Eleni Melirrytou is the pastor’s wife of the Church of Christ: Omonia Square. She is who I want to be when I grow up. She welcomes every single person into their little church building 3 days a week, cooks for 60+ each of those 3 days, cries when she hears stories, organizes and juggles 3 different ministries working to assist her, falls in love with every new person she meets: Syrians, Iraqis, Afghanis, Ukrainians, Romanians, Nigerians and even us silly Americans. She doesn’t have the luxury of having and caring for these souls for YEARS. She mostly gets those months. And heavens, she loves fiercely and falls hard for every single person through those doors. Through her tears, she hugs and sends folks on their way praying and gifts of fine meals.

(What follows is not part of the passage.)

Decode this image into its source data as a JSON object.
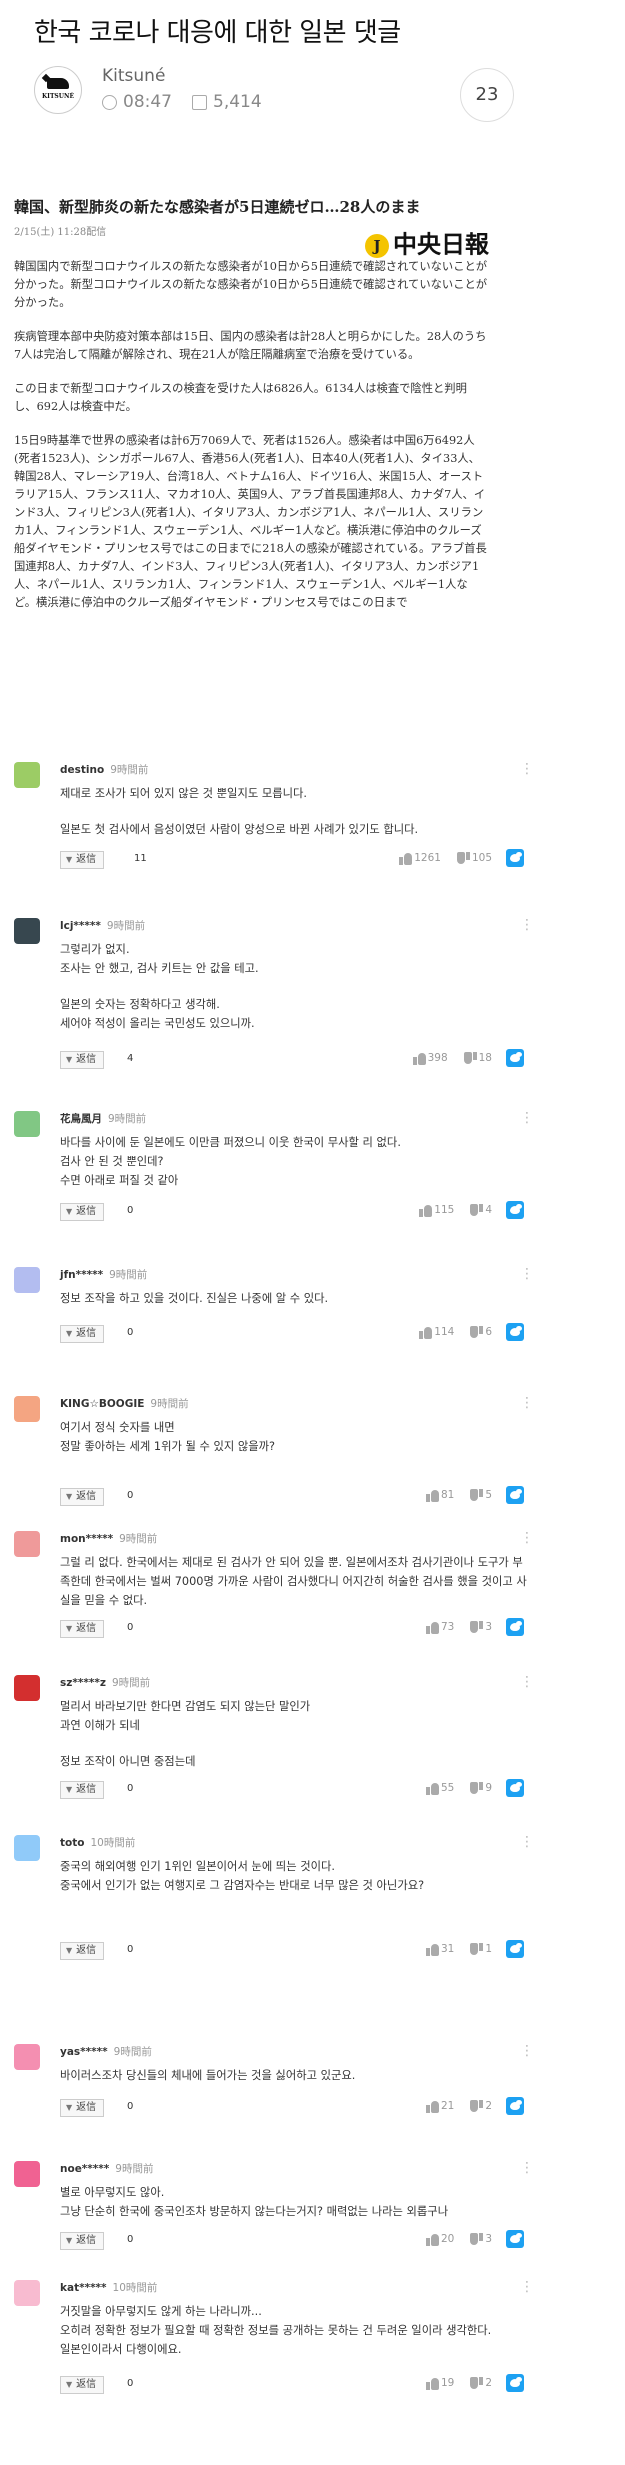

I think this is the bigger part of the lesson the Lord has for me in all of this: The hardest part of being Matthew Koerber’s wife is being placed in an academic setting in the city. Urban centers see loads of change – people moving in, people moving out. I have often lamented my church family is so much more transient than many other churches in our Presbytery. I’ve been a somersault of emotions throughout our 11 years in Pittsburgh: celebrating the fact that I am an ENFP who loves to meet new people; cynically raising my hand to agree to come alongside parents helping them raise their children when baptized,until they leave ME. I meet each summer with both loads of grief having to say goodbye to folks that have meant so much to me and my family and also with joyful expectations of what beautiful families/people the Lord is looking forward to bringing into our community. It’s such a strange tension! THIS summer in particular not being there has made me feel heart-achy. We started our sabbatical with conversations with some our best friends thinking about leaving, hearing a week into of our dear Chappell’s moving on and now, wow, the Sawyer family. These folks have been an intimate part of our lives the past 10 years.
This sabbatical is encouraging me to view this summer of transition with new lenses. Eleni and the transience of place of my sweet refugee friends put things in to perspective for me. They help me feel grateful for the opportunity that I have to share years with people instead of months. And yes, I am teary writing this – but as I say goodbye to very dear friends this summer (from afar) I praise God that our season together wasn’t just months, but life-forming years. Years of having children together and parenting alongside. Years of conversations that lifted my heart towards our Savior. Church, I love that we have the opportunity to settle into very transformative years with one another and be shaped by one another. Nothing is guaranteed to last on this side of eternity. Isn’t that what makes us long for the other side? I thank you Lord, that you have used this piece of my summer experience to shape and help me see joy in every summer of transition. I am tearfully joyful …..